Audrey Smith never imagined that while doing yoga she’d endure not one, but two carotid artery dissections in her neck. That led to several strokes and the 43-year-old mother’s most harrowing battle. But she’s grateful for receiving life-saving treatment at Texas Health Presbyterian Hospital Plano, which recently earned national certification as a Comprehensive Stroke Center.
“It was beyond scary,” Smith said. “Within a few hours, I couldn’t say or spell my own name.”
With stroke ending someone’s life once every four minutes in the U.S., it comes as no surprise that it’s the country’s fifth leading cause of death, according to the American Heart Association/American Stroke Association. In Texas, it’s even higher – third among the leading causes of death. And for those who survive, a stroke can cause permanent, debilitating medical issues if they’re not treated quickly and with advanced therapies.
To help reverse this trend, Texas Health Plano has invested in improving how it responds to, cares for and helps patients recover from stroke. Those efforts were recently recognized when Texas Health Plano earned the Det Norske Veritas (DNV) Comprehensive Stroke Center certification, one of the highest certifications that U.S. hospitals can achieve. Texas Health Plano is currently just one of 23 hospitals in Texas to achieve this prestigious recognition, with less than 100 certified centers across the nation.
DNV, an international testing and certification organization, bases its program on rigorous standards outlined by the Brain Attack Coalition and the American Stroke Association. The designation also encompasses the full spectrum of stroke care – education, diagnosis, treatment and rehabilitation – and establishes metrics to evaluate outcomes to improve treatments.
“Comprehensive certification of our stroke program reflects our commitment to a robust neuroscience program aimed at treating stroke and other neurological conditions that afflict people throughout North Texas,” said Christie Parmenter, Texas Health Plano’s Orthopedics & Neurosciences director. “We’re committed to consistently providing quality stroke treatments for patients like Mrs. Smith, both quickly and safely.”
After suffering an arterial dissection in her left and right carotid arteries, Smith battled a stroke at home and two in the hospital. She underwent a four-hour emergency procedure involving a specialized stent called a pipeline embolization device that opens and expands collapsed arteries.
Smith spent five days recovering at Texas Health Plano. She appreciates the rapid diagnosis and treatment she received, along with the support of her husband.

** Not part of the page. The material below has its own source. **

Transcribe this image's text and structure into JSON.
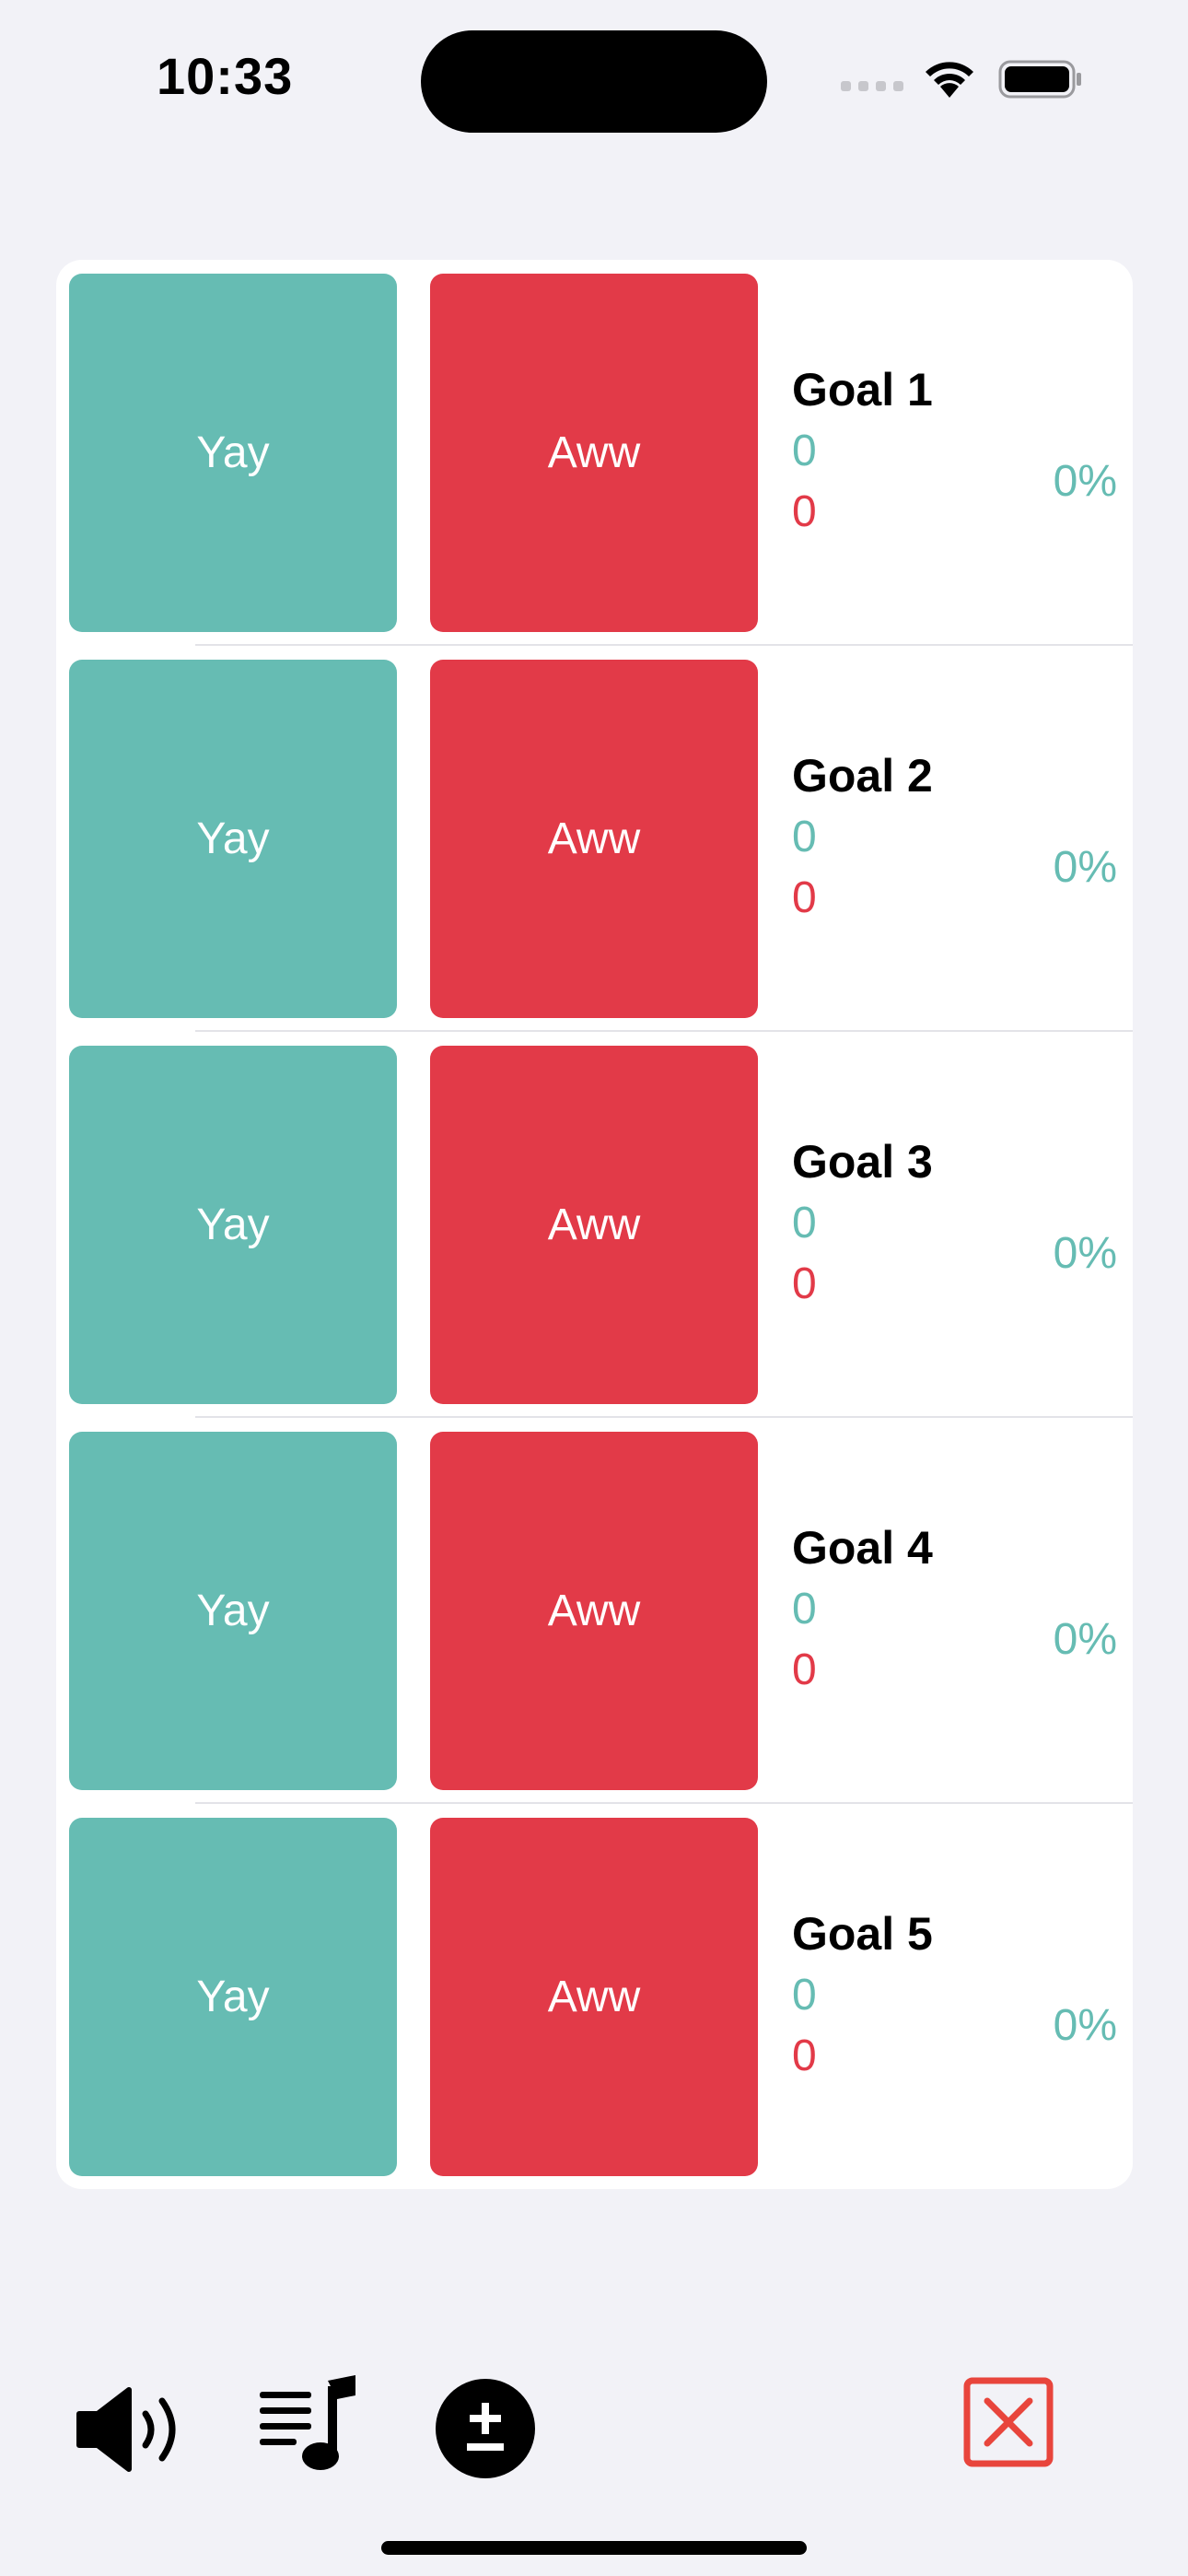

“Normally, people just deal with a stroke affecting one side of the brain, but mine damaged both sides,” Smith said. “But thanks to the immediate and compassionate care I received, along with a supportive family, I have all the confidence and resources I need to continue my success story.”
Similar to Smith’s health scare, someone suffers a stroke every 40 seconds, according to the Centers for Disease Control and Prevention. Nearly 800,000 people annually in the U.S. have a stroke.

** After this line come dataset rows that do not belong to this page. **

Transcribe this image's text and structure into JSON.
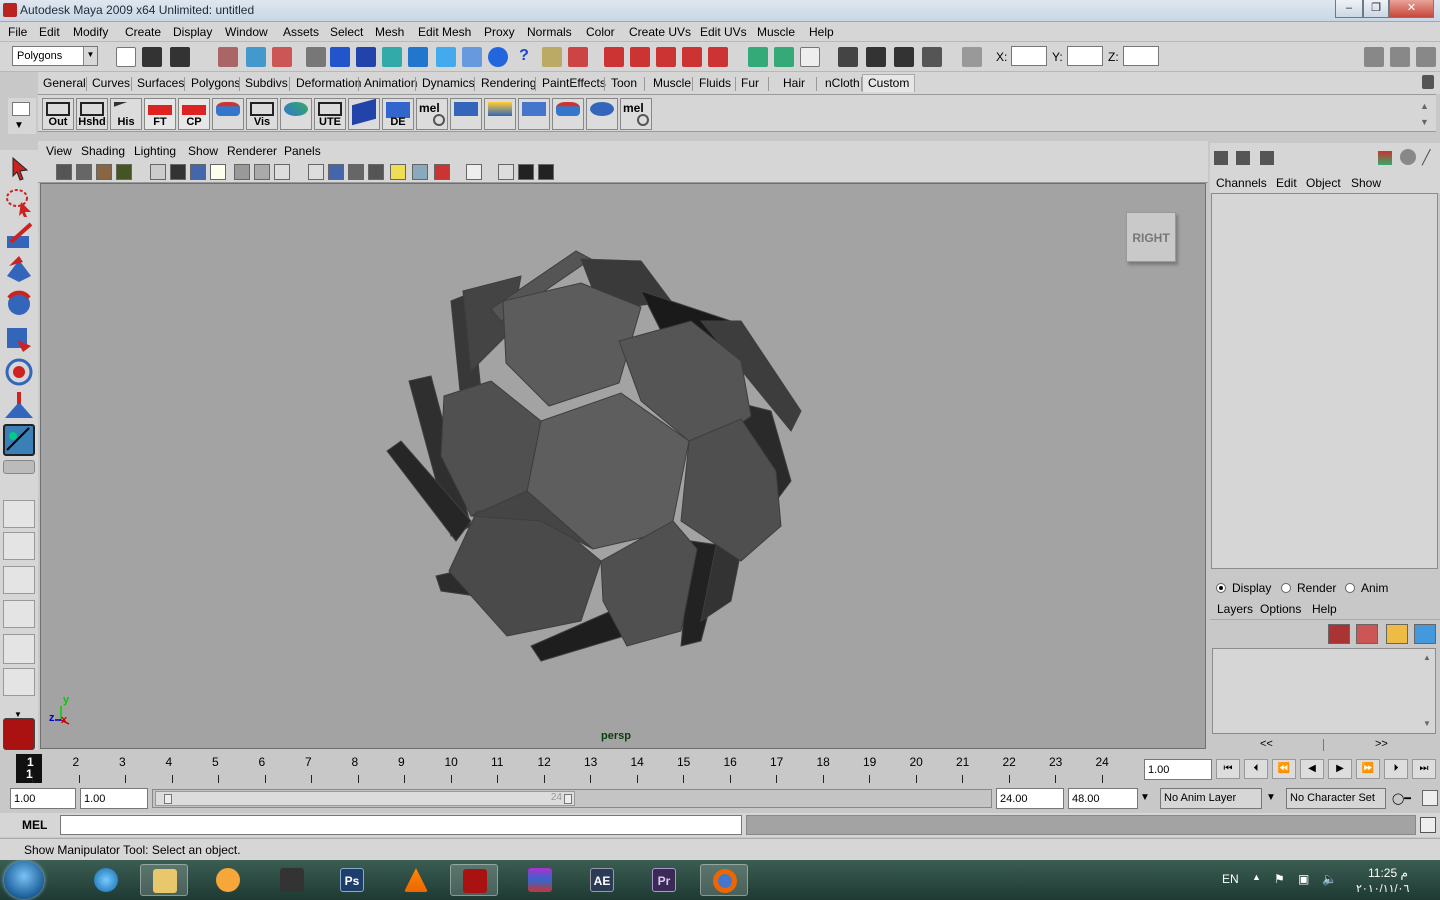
{
  "window": {
    "title": "Autodesk Maya 2009 x64 Unlimited: untitled"
  },
  "menubar": [
    "File",
    "Edit",
    "Modify",
    "Create",
    "Display",
    "Window",
    "Assets",
    "Select",
    "Mesh",
    "Edit Mesh",
    "Proxy",
    "Normals",
    "Color",
    "Create UVs",
    "Edit UVs",
    "Muscle",
    "Help"
  ],
  "statusline": {
    "menu_set": "Polygons",
    "x_label": "X:",
    "y_label": "Y:",
    "z_label": "Z:",
    "x_value": "",
    "y_value": "",
    "z_value": ""
  },
  "shelf": {
    "tabs": [
      "General",
      "Curves",
      "Surfaces",
      "Polygons",
      "Subdivs",
      "Deformation",
      "Animation",
      "Dynamics",
      "Rendering",
      "PaintEffects",
      "Toon",
      "Muscle",
      "Fluids",
      "Fur",
      "Hair",
      "nCloth",
      "Custom"
    ],
    "active_tab": "Custom",
    "buttons": [
      "Out",
      "Hshd",
      "His",
      "FT",
      "CP",
      "",
      "Vis",
      "",
      "UTE",
      "",
      "DE",
      "mel",
      "",
      "",
      "",
      "",
      "",
      "mel"
    ]
  },
  "panel": {
    "menus": [
      "View",
      "Shading",
      "Lighting",
      "Show",
      "Renderer",
      "Panels"
    ],
    "viewcube_label": "RIGHT",
    "camera": "persp",
    "axis_x": "x",
    "axis_y": "y",
    "axis_z": "z"
  },
  "channel_box": {
    "menus": [
      "Channels",
      "Edit",
      "Object",
      "Show"
    ]
  },
  "layer_editor": {
    "modes": [
      "Display",
      "Render",
      "Anim"
    ],
    "selected_mode": "Display",
    "menus": [
      "Layers",
      "Options",
      "Help"
    ],
    "scroll_left": "<<",
    "scroll_right": ">>"
  },
  "time_slider": {
    "current_frame": "1",
    "ticks": [
      "1",
      "2",
      "3",
      "4",
      "5",
      "6",
      "7",
      "8",
      "9",
      "10",
      "11",
      "12",
      "13",
      "14",
      "15",
      "16",
      "17",
      "18",
      "19",
      "20",
      "21",
      "22",
      "23",
      "24"
    ],
    "current_time_field": "1.00"
  },
  "range_slider": {
    "start_time": "1.00",
    "playback_start": "1.00",
    "range_marker": "24",
    "playback_end": "24.00",
    "end_time": "48.00",
    "anim_layer": "No Anim Layer",
    "character_set": "No Character Set"
  },
  "command_line": {
    "label": "MEL",
    "value": ""
  },
  "help_line": {
    "text": "Show Manipulator Tool: Select an object."
  },
  "taskbar": {
    "apps": [
      "Internet Explorer",
      "Windows Explorer",
      "Media Player",
      "Wacom",
      "Photoshop",
      "VLC",
      "Maya",
      "WinRAR",
      "After Effects",
      "Premiere",
      "Firefox"
    ],
    "ps_label": "Ps",
    "ae_label": "AE",
    "pr_label": "Pr",
    "language": "EN",
    "time": "11:25 م",
    "date": "٢٠١٠/١١/٠٦"
  },
  "colors": {
    "viewport_bg": "#a3a3a3",
    "ui_bg": "#d6d6d6",
    "mesh_face": "#5a5a5a",
    "camera_label": "#0b3d0b"
  }
}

“Because of the significant impact stroke has on our community, we’ve applied significant resources to make sure we’re ready for even the most serious cases,” said Josh Floren, FACHE, Texas Health Plano president. The hospital’s stroke center includes a multidisciplinary care team comprised of critical care intensivists, neurologists, neuro-interventionalists and neurosurgeons on the medical staff, along with advanced acute care nurse practitioners.

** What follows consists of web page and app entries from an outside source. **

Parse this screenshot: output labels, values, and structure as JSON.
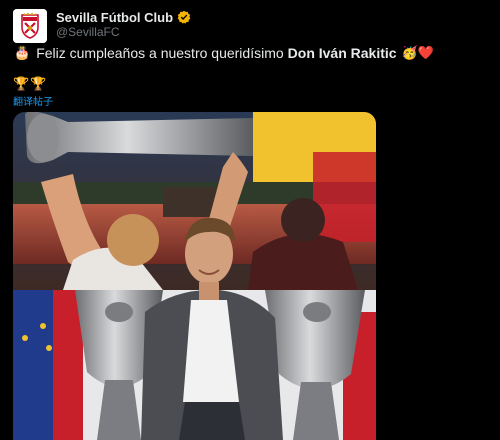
{
  "account": {
    "display_name": "Sevilla Fútbol Club",
    "handle": "@SevillaFC",
    "avatar_icon": "sevilla-crest-icon",
    "verified_icon": "verified-badge-icon",
    "verified_color": "#f4b400"
  },
  "tweet": {
    "leading_emoji": "🎂",
    "text": "Feliz cumpleaños a nuestro queridísimo",
    "highlight": "Don Iván Rakitic",
    "trailing_emoji": "🥳❤️",
    "trophy_emojis": "🏆🏆",
    "translate_label": "翻译帖子"
  },
  "media": {
    "kind": "photo",
    "subject_icon": "player-with-europa-league-trophies-image"
  },
  "colors": {
    "background": "#000000",
    "text": "#e7e9ea",
    "muted": "#71767b",
    "link": "#1d9bf0"
  }
}
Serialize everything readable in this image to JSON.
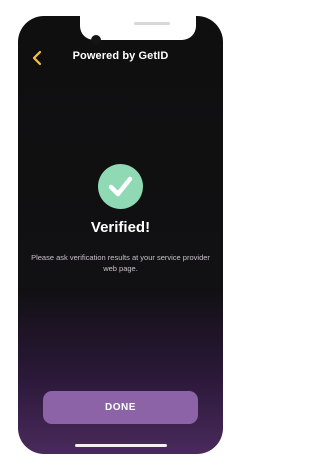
{
  "header": {
    "title": "Powered by GetID",
    "back_icon": "chevron-left-icon",
    "back_color": "#f5c242"
  },
  "status": {
    "icon": "check-icon",
    "icon_bg_color": "#8fd9b4",
    "heading": "Verified!",
    "message": "Please ask verification results at your service provider web page."
  },
  "actions": {
    "done_label": "DONE",
    "done_color": "#8d63a8"
  }
}
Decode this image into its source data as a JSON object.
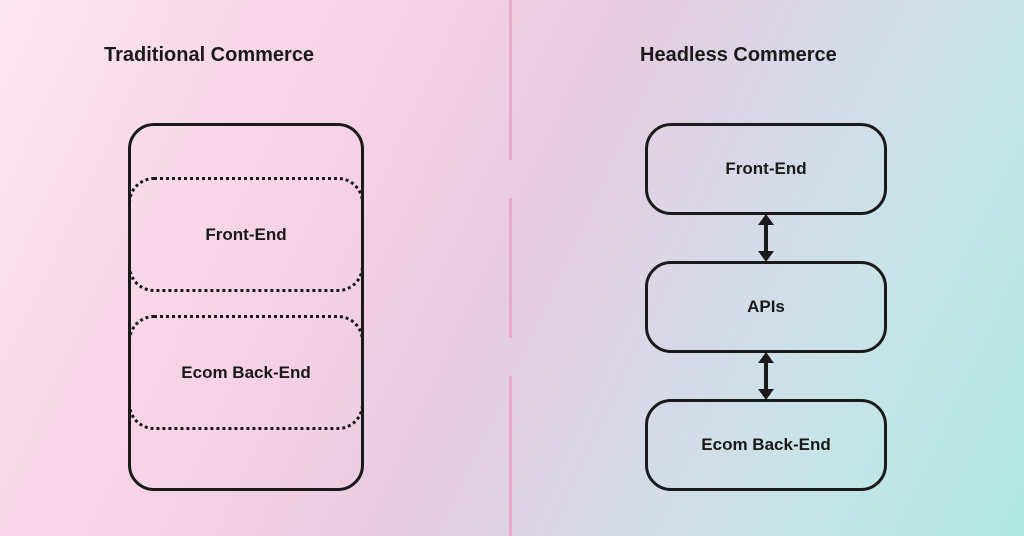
{
  "left": {
    "title": "Traditional Commerce",
    "front_end": "Front-End",
    "back_end": "Ecom Back-End"
  },
  "right": {
    "title": "Headless Commerce",
    "front_end": "Front-End",
    "apis": "APIs",
    "back_end": "Ecom Back-End"
  }
}
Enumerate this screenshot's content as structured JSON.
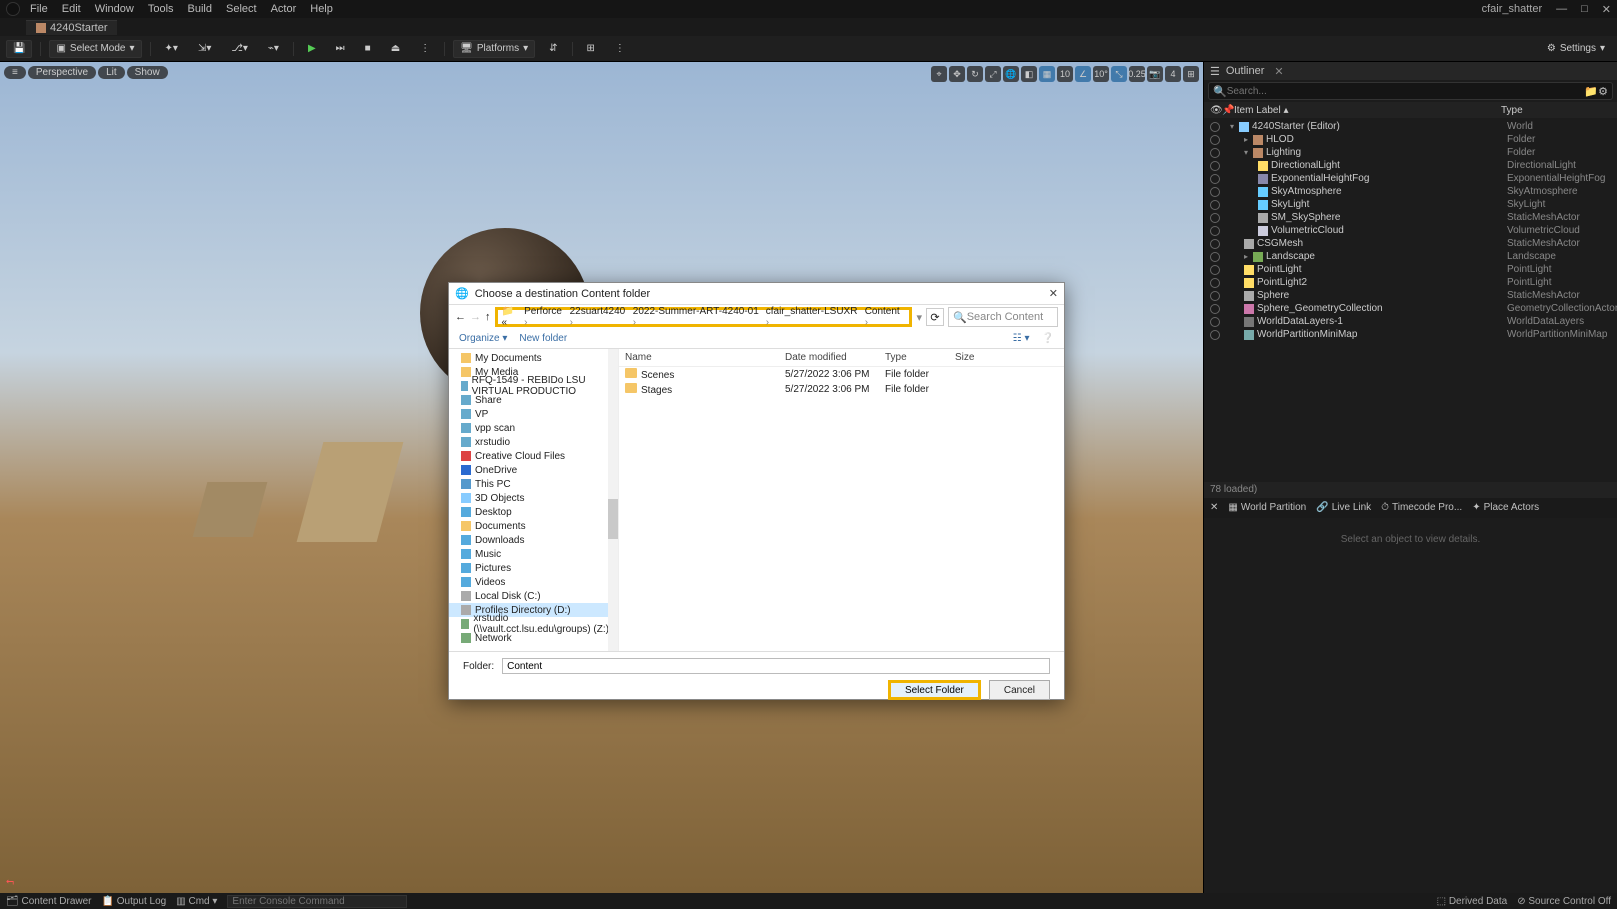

“We want patients and their loved ones to know we’re committed to creating personalized care to help them get back to a productive life as quickly as possible,” Floren added.